Please set down the listing exactly, from the first line to the last.

** Opening Input data block **

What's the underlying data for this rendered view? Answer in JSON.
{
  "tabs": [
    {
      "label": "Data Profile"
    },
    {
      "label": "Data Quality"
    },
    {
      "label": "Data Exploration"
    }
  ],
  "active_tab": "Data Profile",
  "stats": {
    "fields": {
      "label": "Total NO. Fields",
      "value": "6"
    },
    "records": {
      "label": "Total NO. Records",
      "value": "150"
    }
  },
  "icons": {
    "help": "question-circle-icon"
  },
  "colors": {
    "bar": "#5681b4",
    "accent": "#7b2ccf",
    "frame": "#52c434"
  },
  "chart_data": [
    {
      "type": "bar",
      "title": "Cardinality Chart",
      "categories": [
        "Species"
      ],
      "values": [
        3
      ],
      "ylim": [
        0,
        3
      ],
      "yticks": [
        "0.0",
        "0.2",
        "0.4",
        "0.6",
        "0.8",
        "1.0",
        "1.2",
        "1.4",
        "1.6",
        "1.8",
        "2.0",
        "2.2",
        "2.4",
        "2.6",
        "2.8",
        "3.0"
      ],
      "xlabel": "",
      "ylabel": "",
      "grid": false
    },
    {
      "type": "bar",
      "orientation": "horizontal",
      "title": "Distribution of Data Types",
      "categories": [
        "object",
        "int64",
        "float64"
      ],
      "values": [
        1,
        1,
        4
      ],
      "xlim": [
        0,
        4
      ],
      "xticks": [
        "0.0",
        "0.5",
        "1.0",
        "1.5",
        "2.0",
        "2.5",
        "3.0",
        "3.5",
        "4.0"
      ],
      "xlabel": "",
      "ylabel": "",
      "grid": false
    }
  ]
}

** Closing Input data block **

• **Response below**
What's the underlying data for this rendered view? Answer in JSON.
{
  "tabs": [
    {
      "label": "Data Profile"
    },
    {
      "label": "Data Quality"
    },
    {
      "label": "Data Exploration"
    }
  ],
  "active_tab": "Data Profile",
  "stats": {
    "fields": {
      "label": "Total NO. Fields",
      "value": "6"
    },
    "records": {
      "label": "Total NO. Records",
      "value": "150"
    }
  },
  "icons": {
    "help": "question-circle-icon"
  },
  "colors": {
    "bar": "#5681b4",
    "accent": "#7b2ccf",
    "frame": "#52c434"
  },
  "chart_data": [
    {
      "type": "bar",
      "title": "Cardinality Chart",
      "categories": [
        "Species"
      ],
      "values": [
        3
      ],
      "ylim": [
        0,
        3
      ],
      "yticks": [
        "0.0",
        "0.2",
        "0.4",
        "0.6",
        "0.8",
        "1.0",
        "1.2",
        "1.4",
        "1.6",
        "1.8",
        "2.0",
        "2.2",
        "2.4",
        "2.6",
        "2.8",
        "3.0"
      ],
      "xlabel": "",
      "ylabel": "",
      "grid": false
    },
    {
      "type": "bar",
      "orientation": "horizontal",
      "title": "Distribution of Data Types",
      "categories": [
        "object",
        "int64",
        "float64"
      ],
      "values": [
        1,
        1,
        4
      ],
      "xlim": [
        0,
        4
      ],
      "xticks": [
        "0.0",
        "0.5",
        "1.0",
        "1.5",
        "2.0",
        "2.5",
        "3.0",
        "3.5",
        "4.0"
      ],
      "xlabel": "",
      "ylabel": "",
      "grid": false
    }
  ]
}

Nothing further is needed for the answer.